[No snakes were charmed or injured during the Crack Pipes set. Trauma, however, is hard to measure in reptiles.]Following the Crack Pipes’ Sunday service, a revolving cast of musicians took the stage to play The Songs That Mike Taught Us. Bigfoot Chester’s Walter Daniels and Son of Hercules Dan Hoekstra were just a few of the all-stars present to lend their talent to this celebration of Mike Carroll. Bill Jefferies lent his trumpet to the mix, joined by Mark Tonucci on tenor sax.
Toby Marsh, formerly of the Motards and currently doing Yardwork with Sean McGowen, laid down some fat, blues-drenched bass lines. Chad Nichols (I have no idea what bands other than Swagkee Lowtel Chad has done. Rather, I’m just spacing right now. Sorry, buddy) lent some guitar work to the show, thanking Mike in a way he would appreciate.

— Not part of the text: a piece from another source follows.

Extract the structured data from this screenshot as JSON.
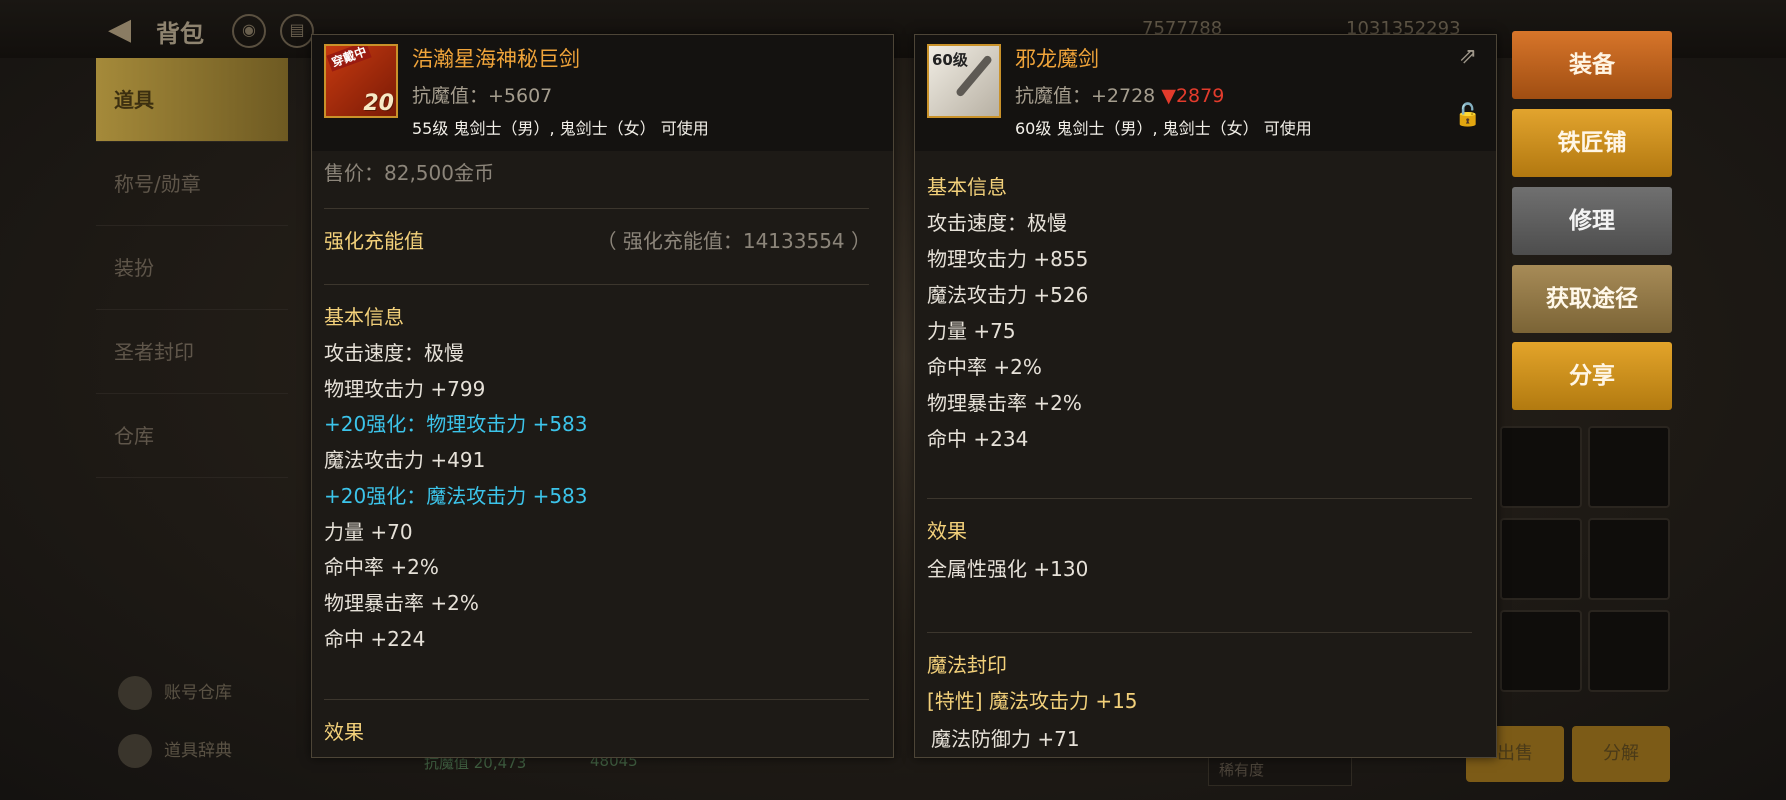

Another new face to me was Omari Jamal, a young guitar player with licks that lead me to believe that this is a musician to follow.
Bill Anderson, founding member of Poison 13 along with Mike and fresh-out-of-the-Big-Boys Tim Kerr and Chris Gates, soon made his way to the stage, and proceeded to do what he does best: play the blues through a filter of 80s disaffected, angry punk rock.

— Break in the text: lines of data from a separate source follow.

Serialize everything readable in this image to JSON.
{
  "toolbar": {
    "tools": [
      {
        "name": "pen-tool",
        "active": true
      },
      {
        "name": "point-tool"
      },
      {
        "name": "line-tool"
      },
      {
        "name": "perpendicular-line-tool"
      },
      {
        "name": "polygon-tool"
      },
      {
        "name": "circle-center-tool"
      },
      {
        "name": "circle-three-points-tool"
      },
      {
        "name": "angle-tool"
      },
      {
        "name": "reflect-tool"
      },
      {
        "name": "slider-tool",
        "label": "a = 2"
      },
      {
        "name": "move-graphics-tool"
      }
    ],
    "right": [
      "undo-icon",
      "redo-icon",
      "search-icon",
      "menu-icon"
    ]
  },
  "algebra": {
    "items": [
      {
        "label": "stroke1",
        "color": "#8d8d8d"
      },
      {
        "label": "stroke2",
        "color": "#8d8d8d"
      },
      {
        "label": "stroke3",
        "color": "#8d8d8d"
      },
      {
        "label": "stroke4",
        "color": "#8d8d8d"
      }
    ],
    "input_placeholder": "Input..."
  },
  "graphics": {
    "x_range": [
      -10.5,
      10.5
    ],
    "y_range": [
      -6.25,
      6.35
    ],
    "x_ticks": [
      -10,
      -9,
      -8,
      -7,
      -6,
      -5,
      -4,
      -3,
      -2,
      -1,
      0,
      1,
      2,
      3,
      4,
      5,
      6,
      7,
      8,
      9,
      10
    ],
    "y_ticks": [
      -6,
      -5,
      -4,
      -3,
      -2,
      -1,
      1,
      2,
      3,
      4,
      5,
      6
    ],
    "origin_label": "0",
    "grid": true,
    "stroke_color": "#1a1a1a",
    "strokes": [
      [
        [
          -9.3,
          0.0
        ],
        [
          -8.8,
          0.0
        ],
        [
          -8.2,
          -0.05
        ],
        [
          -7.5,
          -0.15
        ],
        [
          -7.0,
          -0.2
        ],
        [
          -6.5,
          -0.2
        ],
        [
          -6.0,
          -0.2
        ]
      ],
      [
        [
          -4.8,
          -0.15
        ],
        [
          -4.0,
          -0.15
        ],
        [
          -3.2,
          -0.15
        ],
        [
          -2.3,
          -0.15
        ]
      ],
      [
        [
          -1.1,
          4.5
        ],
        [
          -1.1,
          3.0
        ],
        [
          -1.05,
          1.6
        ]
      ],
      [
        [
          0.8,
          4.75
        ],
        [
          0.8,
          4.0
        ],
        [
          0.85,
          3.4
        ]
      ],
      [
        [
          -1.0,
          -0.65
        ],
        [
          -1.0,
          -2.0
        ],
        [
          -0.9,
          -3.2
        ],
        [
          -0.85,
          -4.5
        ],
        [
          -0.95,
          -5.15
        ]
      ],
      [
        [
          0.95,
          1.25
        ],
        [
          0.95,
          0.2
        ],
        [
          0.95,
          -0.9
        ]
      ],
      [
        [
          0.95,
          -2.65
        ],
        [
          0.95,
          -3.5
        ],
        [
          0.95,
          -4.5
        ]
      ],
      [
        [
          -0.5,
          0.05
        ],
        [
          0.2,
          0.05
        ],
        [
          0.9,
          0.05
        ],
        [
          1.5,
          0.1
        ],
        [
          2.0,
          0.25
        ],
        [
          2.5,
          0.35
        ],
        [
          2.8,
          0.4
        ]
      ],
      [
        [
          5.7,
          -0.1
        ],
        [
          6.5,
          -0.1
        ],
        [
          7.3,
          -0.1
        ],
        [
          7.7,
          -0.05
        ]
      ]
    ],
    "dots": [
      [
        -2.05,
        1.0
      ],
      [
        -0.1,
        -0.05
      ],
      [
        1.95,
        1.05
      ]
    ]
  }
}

Then something historic happened. A long-ago falling out and subsequent mutual cold shoulder that Kerr and Gates had sustained for well over a decade made any hope of a Big Boys reunion an impossible daydream. Never again would they be on the same stage at the same time. And then something else happened that took any possibility of a reunion away. I don’t know if the passing of Big Boy frontman Randy “Biscuit” Turner was the catalyst was that brought these two former band mates back together. Perhaps it was more recent. I don’t know. It doesn’t matter.
What I do know is the second those two Austin legends first stood on that riser together in who know’s who long, a little smattering of rain hit the crowd. It wasn’t a lot and it really wasn’t even that refreshing as hot and packed as the outdoor area was. But, just for a second, it was like even the universe was weeping for joy.
With three of Poison 13’s founders on stage, it was time to rip into “the hit.” Lyric sheets with the words for “One Step Closer” were handed out and a large, hand-written flyer with the lyrics was posted prominently next to the drum kit.
This wasn’t the first time I’ve been part of a crowd that, for the length of a punk rock song, became one with the band and each other. Those moments are fucking magical. This was more than that. This wasn’t just a powerful sing-a-long. It was a hallelujah! and middle finger to the universe that took Mike away from us too quickly. It was moving and it was bonding and it was elevating. And it rocked.
A freshly re-united (or just back from one long ass hiatus, I never did get clear on that) Sugar Shack closed out the show. They did some of their grunge stuff. They did some of their garage stuff. I’m pretty sure they did “Fearless Frat Killer” about our friend Dave de Luna. [Edit: It turns out they didn’t. But I still think of Dave frequently, so it stays.] But they ended the set with a dedication. I honestly can’t remember if it was to Mike or Julie, but after Mark Lochridge made the shout-out, the band went into a surprisingly sensitive (yet true to Sugar Shack’s sound) version of the Kinks’ “I’m Not Like Everybody Else.”
This time the tears didn’t come from the sky. But I hope they were cathartic and contained as much joy in them as they did grief. A great many people really loved Mike, Julie.
And we love you, too.
– Trevor J Wallace